Exercise details:
The records below must be written out exactly, with every picture left behind.

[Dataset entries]
******
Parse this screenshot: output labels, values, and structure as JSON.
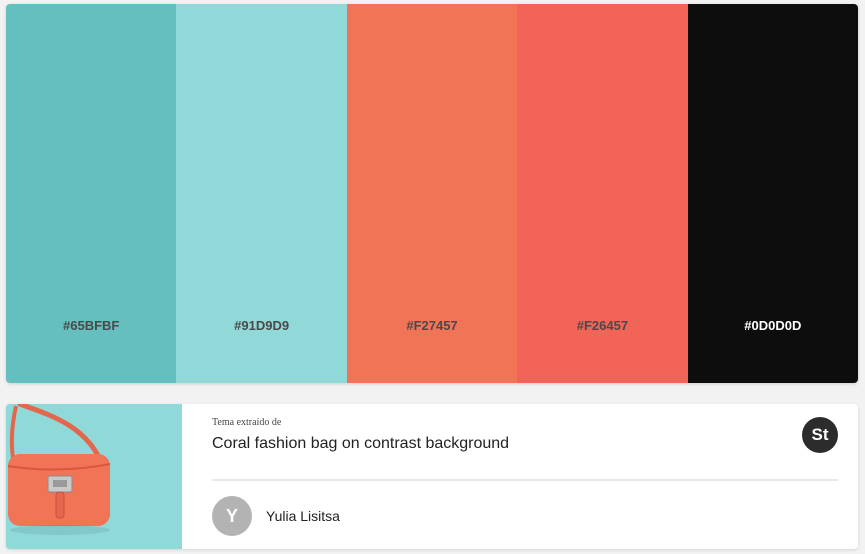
{
  "palette": {
    "swatches": [
      {
        "hex_label": "#65BFBF",
        "color": "#65BFBF"
      },
      {
        "hex_label": "#91D9D9",
        "color": "#91D9D9"
      },
      {
        "hex_label": "#F27457",
        "color": "#F27457"
      },
      {
        "hex_label": "#F26457",
        "color": "#F26457"
      },
      {
        "hex_label": "#0D0D0D",
        "color": "#0D0D0D"
      }
    ]
  },
  "theme_card": {
    "kicker": "Tema extraído de",
    "title": "Coral fashion bag on contrast background",
    "source_badge": "St",
    "author": {
      "initial": "Y",
      "name": "Yulia Lisitsa"
    },
    "thumbnail": {
      "subject": "coral handbag on turquoise background",
      "background_color": "#8fdad9",
      "bag_color": "#F27457"
    }
  }
}
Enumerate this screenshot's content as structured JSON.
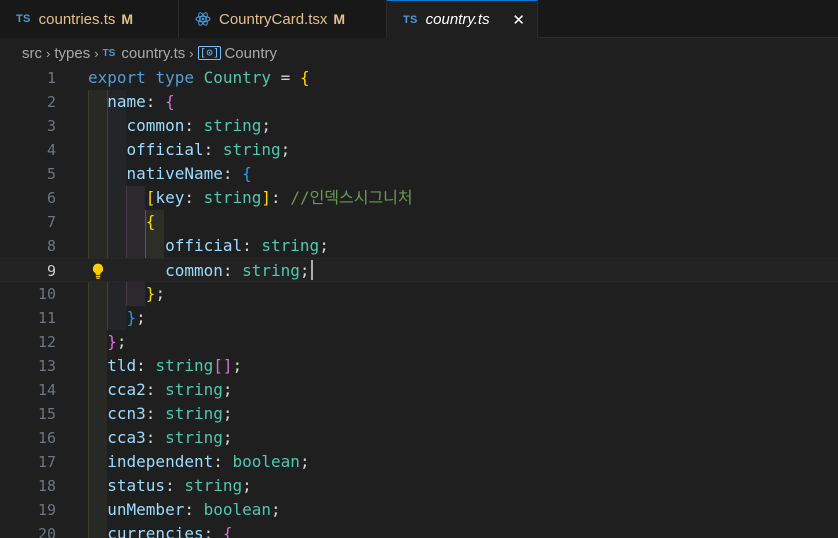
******
Problem solution:
Parse this screenshot: output labels, values, and structure as JSON.
{
  "palette": {
    "swatches": [
      {
        "hex_label": "#65BFBF",
        "color": "#65BFBF"
      },
      {
        "hex_label": "#91D9D9",
        "color": "#91D9D9"
      },
      {
        "hex_label": "#F27457",
        "color": "#F27457"
      },
      {
        "hex_label": "#F26457",
        "color": "#F26457"
      },
      {
        "hex_label": "#0D0D0D",
        "color": "#0D0D0D"
      }
    ]
  },
  "theme_card": {
    "kicker": "Tema extraído de",
    "title": "Coral fashion bag on contrast background",
    "source_badge": "St",
    "author": {
      "initial": "Y",
      "name": "Yulia Lisitsa"
    },
    "thumbnail": {
      "subject": "coral handbag on turquoise background",
      "background_color": "#8fdad9",
      "bag_color": "#F27457"
    }
  }
}
Enumerate this screenshot's content as structured JSON.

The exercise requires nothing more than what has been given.